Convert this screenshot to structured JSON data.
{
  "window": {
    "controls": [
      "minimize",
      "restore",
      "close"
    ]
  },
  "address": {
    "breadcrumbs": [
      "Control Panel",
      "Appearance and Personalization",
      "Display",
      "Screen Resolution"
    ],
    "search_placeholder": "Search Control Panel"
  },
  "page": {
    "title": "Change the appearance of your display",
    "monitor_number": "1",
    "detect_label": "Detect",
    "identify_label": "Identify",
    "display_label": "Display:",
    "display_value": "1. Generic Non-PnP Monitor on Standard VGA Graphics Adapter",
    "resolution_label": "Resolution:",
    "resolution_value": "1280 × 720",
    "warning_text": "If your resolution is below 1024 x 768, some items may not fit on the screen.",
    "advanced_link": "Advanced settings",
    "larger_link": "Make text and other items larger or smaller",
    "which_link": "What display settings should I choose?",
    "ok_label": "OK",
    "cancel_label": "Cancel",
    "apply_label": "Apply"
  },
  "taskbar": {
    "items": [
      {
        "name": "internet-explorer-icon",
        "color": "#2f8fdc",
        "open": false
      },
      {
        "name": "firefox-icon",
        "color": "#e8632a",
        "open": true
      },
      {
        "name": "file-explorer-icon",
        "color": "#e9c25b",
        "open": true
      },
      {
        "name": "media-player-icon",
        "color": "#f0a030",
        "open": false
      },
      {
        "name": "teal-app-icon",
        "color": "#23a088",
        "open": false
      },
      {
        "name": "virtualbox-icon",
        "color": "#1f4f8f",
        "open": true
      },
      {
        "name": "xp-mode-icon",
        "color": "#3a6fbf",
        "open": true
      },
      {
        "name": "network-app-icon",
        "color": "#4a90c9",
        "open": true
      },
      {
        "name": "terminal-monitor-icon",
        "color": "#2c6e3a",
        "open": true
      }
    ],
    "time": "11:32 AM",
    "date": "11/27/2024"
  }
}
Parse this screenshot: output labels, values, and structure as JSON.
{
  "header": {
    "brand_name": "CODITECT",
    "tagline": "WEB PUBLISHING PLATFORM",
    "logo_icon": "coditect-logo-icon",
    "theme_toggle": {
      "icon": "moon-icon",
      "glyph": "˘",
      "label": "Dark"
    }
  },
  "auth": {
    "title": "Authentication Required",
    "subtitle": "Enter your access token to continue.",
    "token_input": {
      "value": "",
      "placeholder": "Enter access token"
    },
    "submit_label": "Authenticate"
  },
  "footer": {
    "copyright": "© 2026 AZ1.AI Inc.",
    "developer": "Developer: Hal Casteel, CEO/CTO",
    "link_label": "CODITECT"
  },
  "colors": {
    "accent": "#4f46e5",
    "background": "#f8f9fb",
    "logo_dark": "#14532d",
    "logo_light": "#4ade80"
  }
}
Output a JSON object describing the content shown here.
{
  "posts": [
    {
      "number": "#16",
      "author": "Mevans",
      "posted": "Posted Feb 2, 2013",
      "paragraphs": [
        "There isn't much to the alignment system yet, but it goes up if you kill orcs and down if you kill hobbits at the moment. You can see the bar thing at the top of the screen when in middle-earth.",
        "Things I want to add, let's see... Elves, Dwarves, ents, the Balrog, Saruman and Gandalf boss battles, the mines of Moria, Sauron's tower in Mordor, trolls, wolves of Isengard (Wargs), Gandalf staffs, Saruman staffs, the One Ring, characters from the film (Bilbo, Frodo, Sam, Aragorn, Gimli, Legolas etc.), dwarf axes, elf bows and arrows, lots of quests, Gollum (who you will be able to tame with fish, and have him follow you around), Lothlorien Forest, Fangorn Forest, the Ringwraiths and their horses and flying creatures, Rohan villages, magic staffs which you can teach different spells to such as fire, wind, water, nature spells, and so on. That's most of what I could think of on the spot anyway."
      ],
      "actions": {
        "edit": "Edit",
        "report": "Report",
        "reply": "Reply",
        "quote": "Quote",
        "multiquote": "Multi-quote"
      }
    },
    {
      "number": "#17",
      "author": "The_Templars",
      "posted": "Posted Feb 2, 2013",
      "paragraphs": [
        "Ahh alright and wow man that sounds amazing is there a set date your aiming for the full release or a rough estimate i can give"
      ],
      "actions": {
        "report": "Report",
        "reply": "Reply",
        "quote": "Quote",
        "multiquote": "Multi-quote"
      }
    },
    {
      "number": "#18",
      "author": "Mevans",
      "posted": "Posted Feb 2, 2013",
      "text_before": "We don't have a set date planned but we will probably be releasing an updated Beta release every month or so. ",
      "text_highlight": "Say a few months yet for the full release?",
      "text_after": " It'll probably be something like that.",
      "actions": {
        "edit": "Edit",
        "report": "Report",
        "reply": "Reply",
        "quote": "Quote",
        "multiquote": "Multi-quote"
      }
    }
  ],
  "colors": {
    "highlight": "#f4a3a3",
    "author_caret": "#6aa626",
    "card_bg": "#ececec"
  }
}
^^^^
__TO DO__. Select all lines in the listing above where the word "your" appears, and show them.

__EXPECTED OUTPUT__.
    "title": "Change the appearance of your display",
    "warning_text": "If your resolution is below 1024 x 768, some items may not fit on the screen.",
    "subtitle": "Enter your access token to continue.",
        "Ahh alright and wow man that sounds amazing is there a set date your aiming for the full release or a rough estimate i can give"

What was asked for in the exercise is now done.